**What you have to do**
Check each line of the listing for the string "icon". Copy those where it appears.

**Source material**
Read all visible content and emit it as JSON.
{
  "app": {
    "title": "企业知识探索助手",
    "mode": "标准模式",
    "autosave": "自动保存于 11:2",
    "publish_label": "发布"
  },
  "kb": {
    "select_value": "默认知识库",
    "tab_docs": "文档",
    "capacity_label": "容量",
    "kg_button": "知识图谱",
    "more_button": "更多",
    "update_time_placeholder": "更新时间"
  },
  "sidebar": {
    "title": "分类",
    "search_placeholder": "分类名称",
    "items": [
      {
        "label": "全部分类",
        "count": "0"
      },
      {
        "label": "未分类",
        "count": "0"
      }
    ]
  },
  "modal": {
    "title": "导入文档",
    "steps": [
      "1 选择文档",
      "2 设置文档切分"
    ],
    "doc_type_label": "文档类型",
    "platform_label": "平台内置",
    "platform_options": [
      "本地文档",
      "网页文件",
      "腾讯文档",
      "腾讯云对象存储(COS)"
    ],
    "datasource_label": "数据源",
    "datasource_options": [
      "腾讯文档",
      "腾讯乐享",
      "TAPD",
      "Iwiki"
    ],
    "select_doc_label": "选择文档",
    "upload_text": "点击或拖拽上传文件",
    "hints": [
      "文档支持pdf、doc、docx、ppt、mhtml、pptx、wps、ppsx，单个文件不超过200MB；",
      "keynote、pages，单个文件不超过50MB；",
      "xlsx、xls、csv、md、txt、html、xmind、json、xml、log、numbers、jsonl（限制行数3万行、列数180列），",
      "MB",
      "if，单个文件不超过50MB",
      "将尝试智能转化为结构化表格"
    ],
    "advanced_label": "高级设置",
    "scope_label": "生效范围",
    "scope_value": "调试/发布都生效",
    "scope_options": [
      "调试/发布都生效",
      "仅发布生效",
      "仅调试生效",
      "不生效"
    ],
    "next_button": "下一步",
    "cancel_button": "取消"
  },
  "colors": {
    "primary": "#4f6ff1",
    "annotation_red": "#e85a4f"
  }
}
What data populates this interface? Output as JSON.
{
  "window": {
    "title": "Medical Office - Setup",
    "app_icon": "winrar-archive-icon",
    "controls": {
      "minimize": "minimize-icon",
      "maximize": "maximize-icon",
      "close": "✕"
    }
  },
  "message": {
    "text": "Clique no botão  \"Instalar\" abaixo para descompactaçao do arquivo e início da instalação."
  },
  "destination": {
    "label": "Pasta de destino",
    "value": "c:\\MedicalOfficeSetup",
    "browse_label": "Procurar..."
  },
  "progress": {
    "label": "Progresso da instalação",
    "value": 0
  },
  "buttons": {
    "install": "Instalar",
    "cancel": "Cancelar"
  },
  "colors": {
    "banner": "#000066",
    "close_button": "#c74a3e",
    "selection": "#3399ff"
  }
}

**Result of the exercise**
    "app_icon": "winrar-archive-icon",
      "minimize": "minimize-icon",
      "maximize": "maximize-icon",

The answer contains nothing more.